The rise of sport in late-Victorian and Edwardian Britain occurred at a time when the British Empire was at its height. According to J.A. Mangan, ‘A potent education ideology known as athleticism evolved in response to a late Victorian obsession with character and imperialism’ (1992, 3). It was a time when the idea of Empire, and with it an understanding of the supremacy of the English race, had a great grip upon the public imagination, especially that of the middle classes. Connections between male sport and the spread and maintenance of the Empire were often made and widely believed: ‘For many Victorians and Edwardians there was an obvious link between the development of endurance, toughness and courage on English playing fields and pioneering in Australia, preaching in Africa and soldiering in Burma’ (Mangan 1981, 138). This connection was reinforced in school magazines where the exploits of old boys in the imperial cause were celebrated and exoticised (Mangan 1981,137). Within the constraints of Muscular Christianity, it was also assumed that team sports contributed to the development of good character, which was necessary if the Empire was to be understood as a moral, rather than economic imperative for the British.

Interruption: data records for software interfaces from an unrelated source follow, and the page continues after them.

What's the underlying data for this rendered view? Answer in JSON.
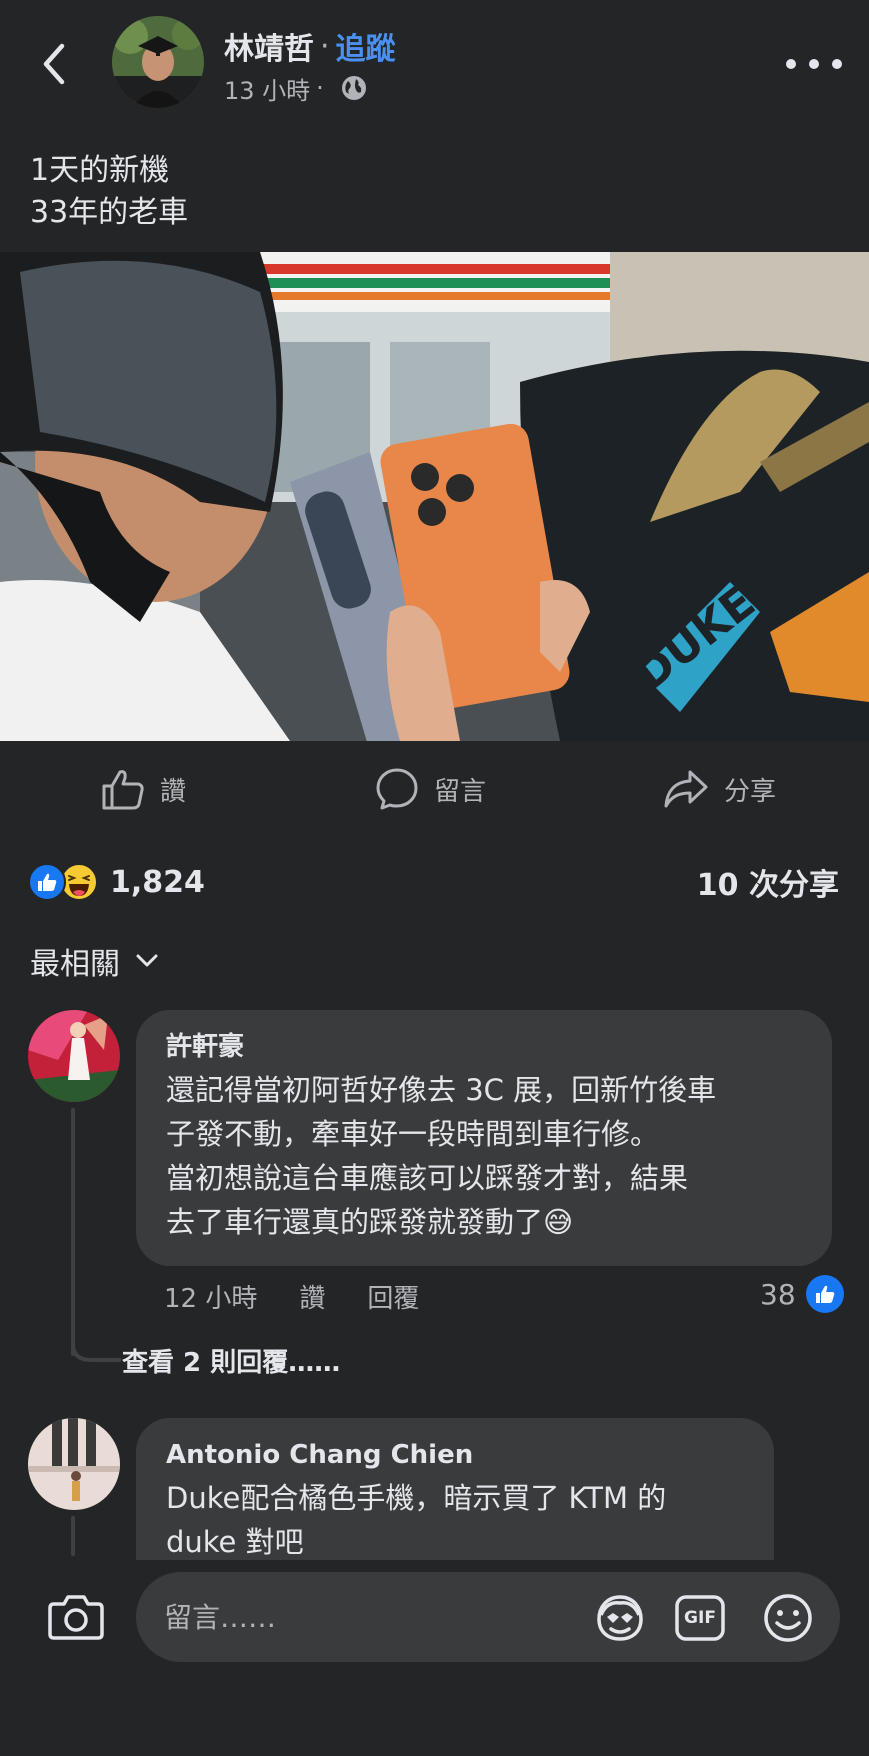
{
  "header": {
    "author": "林靖哲",
    "separator": "·",
    "follow_label": "追蹤",
    "time": "13 小時",
    "time_separator": "·",
    "audience_icon": "globe-icon"
  },
  "post": {
    "text": "1天的新機\n33年的老車"
  },
  "actions": {
    "like_label": "讚",
    "comment_label": "留言",
    "share_label": "分享"
  },
  "reactions": {
    "types": [
      "like",
      "haha"
    ],
    "count": "1,824",
    "shares": "10 次分享"
  },
  "sort": {
    "label": "最相關"
  },
  "comments": [
    {
      "name": "許軒豪",
      "lines": [
        "還記得當初阿哲好像去 3C 展，回新竹後車",
        "子發不動，牽車好一段時間到車行修。",
        "當初想說這台車應該可以踩發才對，結果",
        "去了車行還真的踩發就發動了😅"
      ],
      "time": "12 小時",
      "like_action": "讚",
      "reply_action": "回覆",
      "like_count": "38",
      "view_replies": "查看 2 則回覆……"
    },
    {
      "name": "Antonio Chang Chien",
      "lines": [
        "Duke配合橘色手機，暗示買了 KTM 的",
        "duke 對吧"
      ]
    }
  ],
  "composer": {
    "placeholder": "留言……",
    "icons": [
      "camera-icon",
      "avatar-sticker-icon",
      "gif-icon",
      "emoji-icon"
    ],
    "gif_label": "GIF"
  },
  "colors": {
    "background": "#242526",
    "bubble": "#3a3b3c",
    "accent_blue": "#4a90f0",
    "like_blue": "#1877f2",
    "secondary_text": "#b0b3b8"
  }
}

Treagus, Mandy, The Body of the Imperial Mother: Women, Exercise and the Future of ‘the Race’ in Britain, 1870-1914, Kunapipi, 23(1), 2001.